A hungry contender at Fat Bao Sugar Land shows off the size of the restaurant's Ramen Challenge bowl.

Just like 40 is the new 30 and orange is the new black, bao is the new bun; you heard it here first. Chinese steamed buns—and the deliciousness tucked inside them, whether peppered tuna or braised pork belly—have been all the craze this past year. With the opening of fast-casual cafe Fat Bao in both Upper Kirby and Sugar Land, the popularity of these loaded steamed buns has reached new heights.

As eager diners stroll in for lunch, dinner,and all of the snacking hours in between, the high demand of these delicious mini-sandwiches almost overshadows the fact that Fat Bao is also a great place to feed your ramen cravings. The Upper Kirby location offers ramen on Monday and Tuesday evenings, but it's the much larger Sugar Land spot that's the real ramen destination of the two, featuring a long list of noodle options on the menu daily. The traditional tonkotsu with pork belly, egg, fish cake and bamboo is an ideal choice for "ramen beginners," while the spicy green curry with ground pork, egg and black fungus (a.k.a. dried wood ear mushrooms) in a rich, spicy broth is a considerable jump ahead on the ramen curve.

The Ramen Challenge

As someone who takes pride in hunting down extreme dishes for Houstonia readers, I can honestly say I never met a sky-high burger or triple-stuffed deep dish pizza I didn't love.
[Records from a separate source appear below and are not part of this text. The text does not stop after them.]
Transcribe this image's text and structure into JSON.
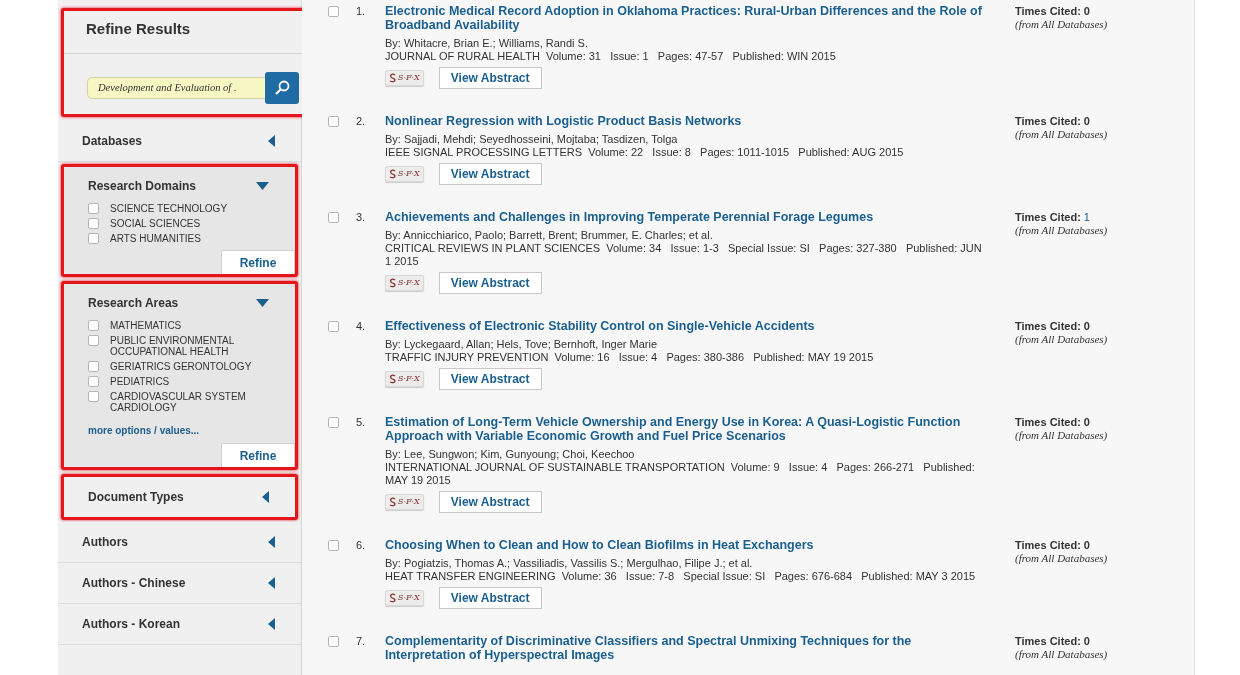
{
  "sidebar": {
    "title": "Refine Results",
    "title_highlighted": true,
    "search": {
      "value": "Development and Evaluation of ."
    },
    "sections": [
      {
        "title": "Databases",
        "expanded": false,
        "highlighted": false
      },
      {
        "title": "Research Domains",
        "expanded": true,
        "highlighted": true,
        "options": [
          {
            "label": "SCIENCE TECHNOLOGY",
            "checked": false
          },
          {
            "label": "SOCIAL SCIENCES",
            "checked": false
          },
          {
            "label": "ARTS HUMANITIES",
            "checked": false
          }
        ],
        "refine": "Refine"
      },
      {
        "title": "Research Areas",
        "expanded": true,
        "highlighted": true,
        "options": [
          {
            "label": "MATHEMATICS",
            "checked": false
          },
          {
            "label": "PUBLIC ENVIRONMENTAL OCCUPATIONAL HEALTH",
            "checked": false
          },
          {
            "label": "GERIATRICS GERONTOLOGY",
            "checked": false
          },
          {
            "label": "PEDIATRICS",
            "checked": false
          },
          {
            "label": "CARDIOVASCULAR SYSTEM CARDIOLOGY",
            "checked": false
          }
        ],
        "more": "more options / values...",
        "refine": "Refine"
      },
      {
        "title": "Document Types",
        "expanded": false,
        "highlighted": true
      },
      {
        "title": "Authors",
        "expanded": false,
        "highlighted": false
      },
      {
        "title": "Authors - Chinese",
        "expanded": false,
        "highlighted": false
      },
      {
        "title": "Authors - Korean",
        "expanded": false,
        "highlighted": false
      }
    ]
  },
  "results": [
    {
      "number": "1.",
      "checked": false,
      "title": "Electronic Medical Record Adoption in Oklahoma Practices: Rural-Urban Differences and the Role of Broadband Availability",
      "authors": "By: Whitacre, Brian E.; Williams, Randi S.",
      "source": "JOURNAL OF RURAL HEALTH  Volume: 31   Issue: 1   Pages: 47-57   Published: WIN 2015",
      "sfx": "S·F·X",
      "button": "View Abstract",
      "cited_label": "Times Cited:",
      "cited": "0",
      "cited_linked": false,
      "cited_note": "(from All Databases)"
    },
    {
      "number": "2.",
      "checked": false,
      "title": "Nonlinear Regression with Logistic Product Basis Networks",
      "authors": "By: Sajjadi, Mehdi; Seyedhosseini, Mojtaba; Tasdizen, Tolga",
      "source": "IEEE SIGNAL PROCESSING LETTERS  Volume: 22   Issue: 8   Pages: 1011-1015   Published: AUG 2015",
      "sfx": "S·F·X",
      "button": "View Abstract",
      "cited_label": "Times Cited:",
      "cited": "0",
      "cited_linked": false,
      "cited_note": "(from All Databases)"
    },
    {
      "number": "3.",
      "checked": false,
      "title": "Achievements and Challenges in Improving Temperate Perennial Forage Legumes",
      "authors": "By: Annicchiarico, Paolo; Barrett, Brent; Brummer, E. Charles; et al.",
      "source": "CRITICAL REVIEWS IN PLANT SCIENCES  Volume: 34   Issue: 1-3   Special Issue: SI   Pages: 327-380   Published: JUN 1 2015",
      "sfx": "S·F·X",
      "button": "View Abstract",
      "cited_label": "Times Cited:",
      "cited": "1",
      "cited_linked": true,
      "cited_note": "(from All Databases)"
    },
    {
      "number": "4.",
      "checked": false,
      "title": "Effectiveness of Electronic Stability Control on Single-Vehicle Accidents",
      "authors": "By: Lyckegaard, Allan; Hels, Tove; Bernhoft, Inger Marie",
      "source": "TRAFFIC INJURY PREVENTION  Volume: 16   Issue: 4   Pages: 380-386   Published: MAY 19 2015",
      "sfx": "S·F·X",
      "button": "View Abstract",
      "cited_label": "Times Cited:",
      "cited": "0",
      "cited_linked": false,
      "cited_note": "(from All Databases)"
    },
    {
      "number": "5.",
      "checked": false,
      "title": "Estimation of Long-Term Vehicle Ownership and Energy Use in Korea: A Quasi-Logistic Function Approach with Variable Economic Growth and Fuel Price Scenarios",
      "authors": "By: Lee, Sungwon; Kim, Gunyoung; Choi, Keechoo",
      "source": "INTERNATIONAL JOURNAL OF SUSTAINABLE TRANSPORTATION  Volume: 9   Issue: 4   Pages: 266-271   Published: MAY 19 2015",
      "sfx": "S·F·X",
      "button": "View Abstract",
      "cited_label": "Times Cited:",
      "cited": "0",
      "cited_linked": false,
      "cited_note": "(from All Databases)"
    },
    {
      "number": "6.",
      "checked": false,
      "title": "Choosing When to Clean and How to Clean Biofilms in Heat Exchangers",
      "authors": "By: Pogiatzis, Thomas A.; Vassiliadis, Vassilis S.; Mergulhao, Filipe J.; et al.",
      "source": "HEAT TRANSFER ENGINEERING  Volume: 36   Issue: 7-8   Special Issue: SI   Pages: 676-684   Published: MAY 3 2015",
      "sfx": "S·F·X",
      "button": "View Abstract",
      "cited_label": "Times Cited:",
      "cited": "0",
      "cited_linked": false,
      "cited_note": "(from All Databases)"
    },
    {
      "number": "7.",
      "checked": false,
      "title": "Complementarity of Discriminative Classifiers and Spectral Unmixing Techniques for the Interpretation of Hyperspectral Images",
      "cited_label": "Times Cited:",
      "cited": "0",
      "cited_linked": false,
      "cited_note": "(from All Databases)"
    }
  ]
}
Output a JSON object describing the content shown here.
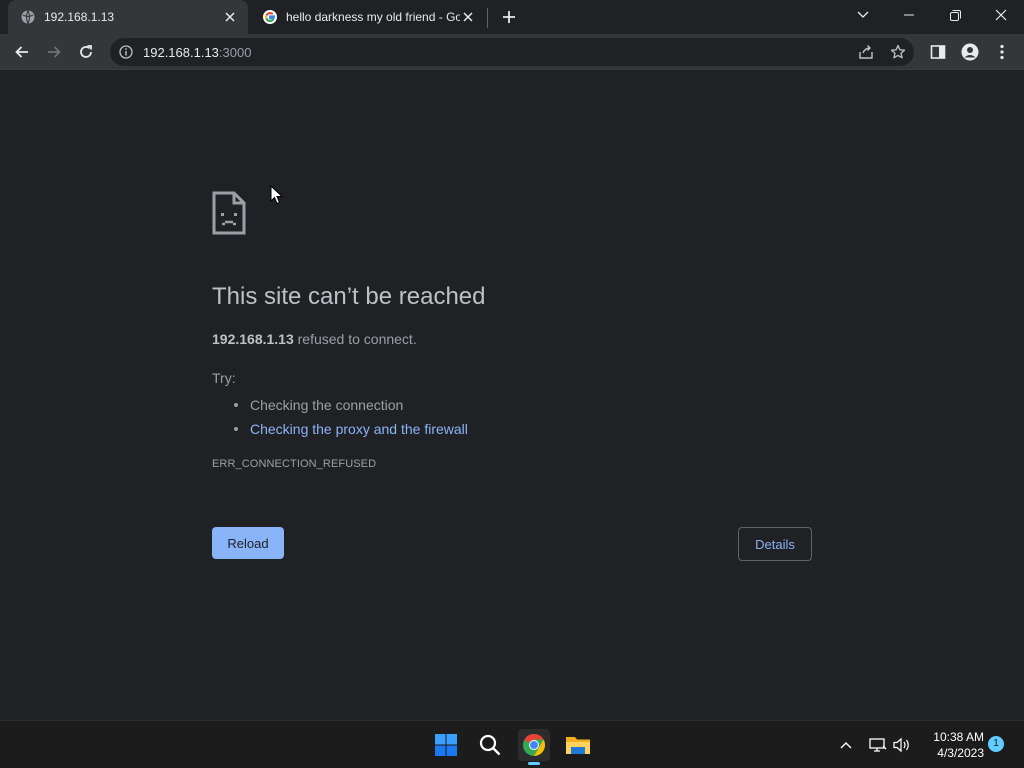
{
  "browser": {
    "tabs": [
      {
        "title": "192.168.1.13",
        "active": true,
        "icon": "globe-icon"
      },
      {
        "title": "hello darkness my old friend - Go",
        "active": false,
        "icon": "google-icon"
      }
    ],
    "window_controls": [
      "chevron-down-icon",
      "minimize-icon",
      "restore-icon",
      "close-icon"
    ],
    "address_bar": {
      "host": "192.168.1.13",
      "port": ":3000"
    }
  },
  "error_page": {
    "title": "This site can’t be reached",
    "host": "192.168.1.13",
    "description": " refused to connect.",
    "try_label": "Try:",
    "suggestions": [
      {
        "text": "Checking the connection",
        "link": false
      },
      {
        "text": "Checking the proxy and the firewall",
        "link": true
      }
    ],
    "error_code": "ERR_CONNECTION_REFUSED",
    "reload_label": "Reload",
    "details_label": "Details"
  },
  "taskbar": {
    "apps": [
      "windows-start-icon",
      "search-icon",
      "chrome-icon",
      "file-explorer-icon"
    ],
    "time": "10:38 AM",
    "date": "4/3/2023",
    "notification_count": "1"
  },
  "colors": {
    "background": "#202124",
    "toolbar": "#35363a",
    "accent": "#8ab4f8",
    "taskbar": "#1c1c1c"
  }
}
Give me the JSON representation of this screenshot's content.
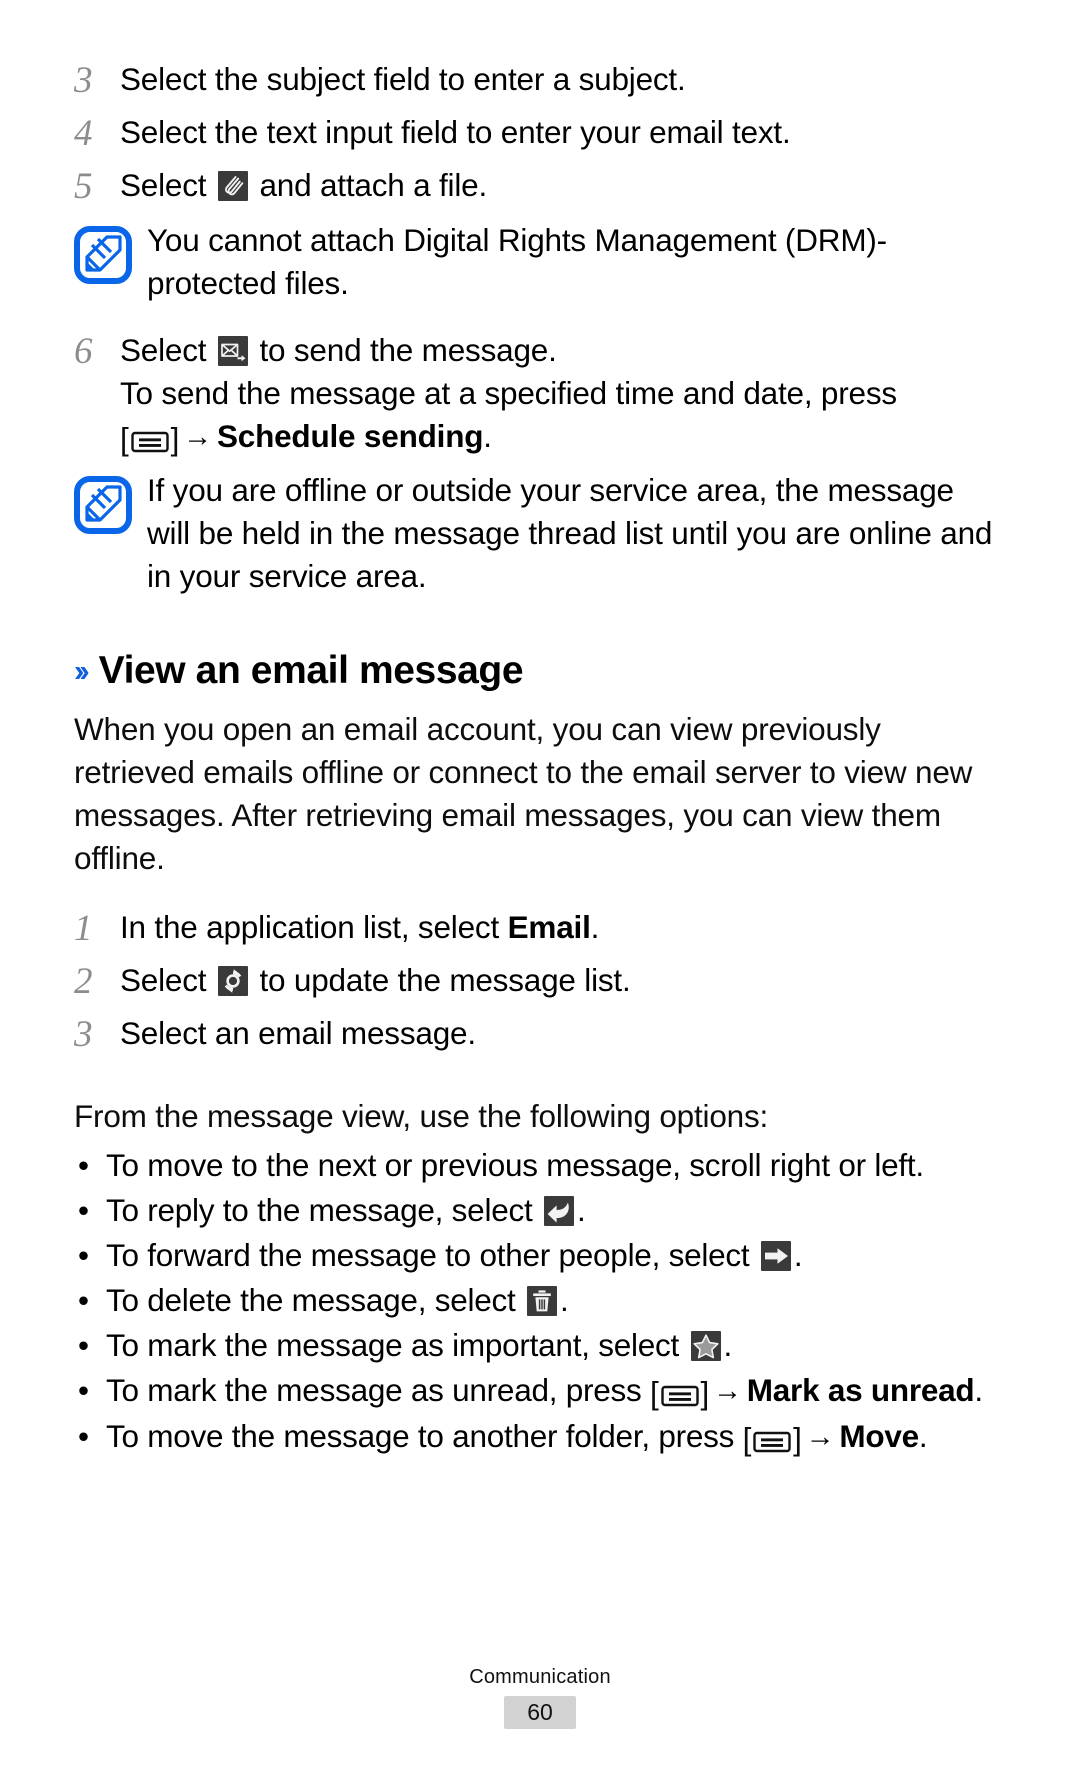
{
  "document": {
    "footer_section": "Communication",
    "page_number": "60",
    "accent_color": "#1060df",
    "icon_chip_color": "#3a3a3a"
  },
  "steps_compose": [
    {
      "num": "3",
      "text": "Select the subject field to enter a subject."
    },
    {
      "num": "4",
      "text": "Select the text input field to enter your email text."
    },
    {
      "num": "5",
      "text_before": "Select ",
      "icon": "paperclip-attach-icon",
      "text_after": " and attach a file."
    }
  ],
  "note_drm": {
    "icon": "note-pencil-icon",
    "text": "You cannot attach Digital Rights Management (DRM)-protected files."
  },
  "step_send": {
    "num": "6",
    "text_before": "Select ",
    "icon": "send-envelope-icon",
    "text_after": " to send the message.",
    "sub_line1": "To send the message at a specified time and date, press",
    "menu_key": "menu-key-icon",
    "arrow": "→",
    "bold_target": "Schedule sending",
    "period": "."
  },
  "note_offline": {
    "icon": "note-pencil-icon",
    "text": "If you are offline or outside your service area, the message will be held in the message thread list until you are online and in your service area."
  },
  "section": {
    "chevrons": "››",
    "title": "View an email message",
    "intro": "When you open an email account, you can view previously retrieved emails offline or connect to the email server to view new messages. After retrieving email messages, you can view them offline."
  },
  "steps_view": [
    {
      "num": "1",
      "text_before": "In the application list, select ",
      "bold": "Email",
      "text_after": "."
    },
    {
      "num": "2",
      "text_before": "Select ",
      "icon": "refresh-sync-icon",
      "text_after": " to update the message list."
    },
    {
      "num": "3",
      "text": "Select an email message."
    }
  ],
  "options": {
    "lead_in": "From the message view, use the following options:",
    "bullet_char": "•",
    "items": [
      {
        "text": "To move to the next or previous message, scroll right or left."
      },
      {
        "text_before": "To reply to the message, select ",
        "icon": "reply-arrow-icon",
        "text_after": "."
      },
      {
        "text_before": "To forward the message to other people, select ",
        "icon": "forward-arrow-icon",
        "text_after": "."
      },
      {
        "text_before": "To delete the message, select ",
        "icon": "trash-delete-icon",
        "text_after": "."
      },
      {
        "text_before": "To mark the message as important, select ",
        "icon": "star-important-icon",
        "text_after": "."
      },
      {
        "text_before": "To mark the message as unread, press ",
        "menu_key": "menu-key-icon",
        "arrow": "→",
        "bold": "Mark as unread",
        "text_after": "."
      },
      {
        "text_before": "To move the message to another folder, press ",
        "menu_key": "menu-key-icon",
        "arrow": "→",
        "bold": "Move",
        "text_after": "."
      }
    ]
  }
}
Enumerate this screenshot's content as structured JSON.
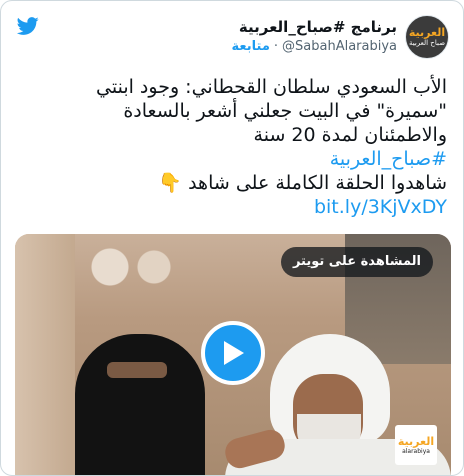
{
  "author": {
    "display_name": "برنامج #صباح_العربية",
    "handle": "@SabahAlarabiya",
    "separator": "·",
    "follow_label": "متابعة",
    "avatar_logo_main": "العربية",
    "avatar_logo_sub": "صباح العربية"
  },
  "tweet": {
    "line1": "الأب السعودي سلطان القحطاني: وجود ابنتي",
    "line2": "\"سميرة\" في البيت جعلني أشعر بالسعادة",
    "line3": "والاطمئنان لمدة 20 سنة",
    "hashtag": "#صباح_العربية",
    "line5": "شاهدوا الحلقة الكاملة على شاهد 👇",
    "link": "bit.ly/3KjVxDY"
  },
  "media": {
    "watch_label": "المشاهدة على تويتر",
    "channel_logo_main": "العربية",
    "channel_logo_sub": "alarabiya"
  },
  "colors": {
    "accent": "#1d9bf0",
    "text": "#0f1419",
    "secondary": "#536471"
  },
  "icons": {
    "brand": "twitter-bird-icon",
    "play": "play-icon"
  }
}
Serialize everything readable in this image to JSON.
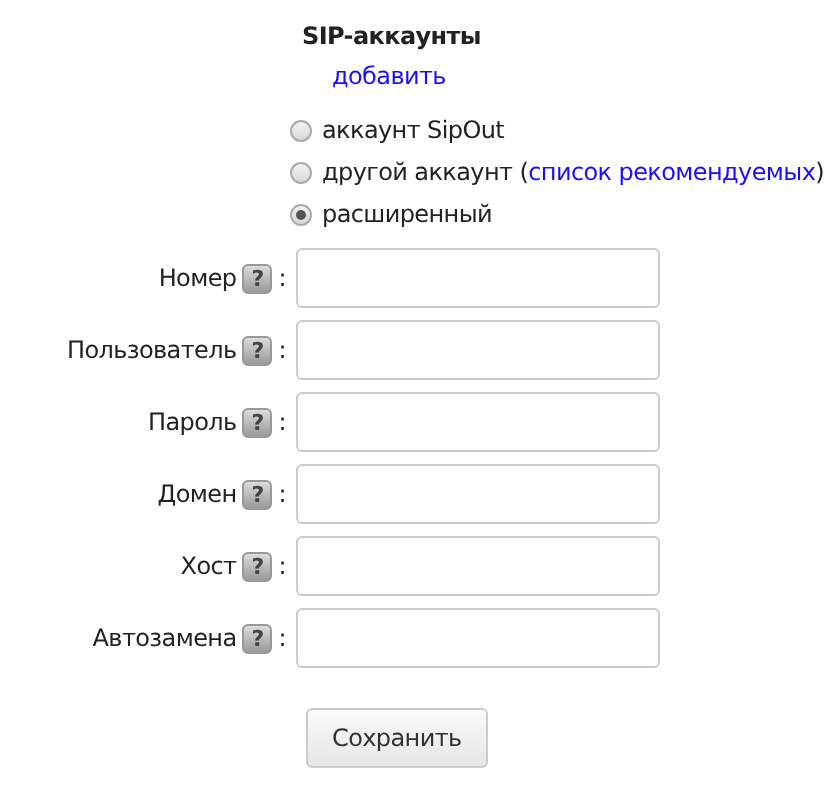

And as someone who can  typically hold her own when it comes to extreme eating, I regret to say this is the bowl of ramen that defeated me.

For $45, Fat Bao invites courageous eaters to partake in its Ramen Challenge, which is offered daily. Think Man vs. Food: ramen edition. Unlike the LA Crawfish pho challenge, you don't have to call ahead to Fat Bao to let them know you're coming in to take the challenge, though I'd recommend letting them know in advance to ensure they have the ramen flabor you're about to spend a whole lot of time with.

After participants pick a ramen flavor of their choice, they have exactly one hour to finish the entire bowl. Sounds easy enough, right? Heck, I can inhale my favorite bowl of ramen in 10 minutes. But that's just one bowl. At Fat Bao, the bowl you are required to finish is made up of five times the broth, protein, noodles and egg—hence the $45 entry fee.

The sight of the Ramen Challenge bowl itself, at left, when compared to a regular bowl will blow your mind (it did mine).

Rules are strictly enforced during each Ramen Challenge. The contestant must finish everything in the bowl, down to the last drop of soup, and be able to hold it all in for five minutes afterwards. There are no restroom breaks. No running around the restaurant. And most importantly, no cheating; you're looking at immediate disqualification for stuffing eggs in your pockets or broth in your purse.

The team at Fat Bao puts $5 in the "Ramen Challenge pot" after each failed attempt—and there have been many. In fact, there's only been one winner so far out of 50-plus contenders, a man who also somehow managed to finish the entire thing in under 15 minutes. The next winner will receive the contents of the Ramen Challenge pot as well as a refund of their $45 entry fee, though the entertainment value—along with the humongous bowl of delicious ramen—is worth the cost of the $45 alone in my opinion.

If you are up for the challenge, I highly recommend training your stomach first—and why not train at Fat Bao? In addition to ramen and those delicious steamed buns, both locations of Fat Bao also serve Korean fried chicken, Korean "fat fries," salads and even dessert bao (try the PB&J or S'mores in a lightly fried bao!) And remember, unless you're the 15-minute man, slow and steady wins the race!

Fat Bao, 3355 Highway 6, Sugar Land, 281-313-1069, fatbaohouston.com

Save

Filed under
Show Comments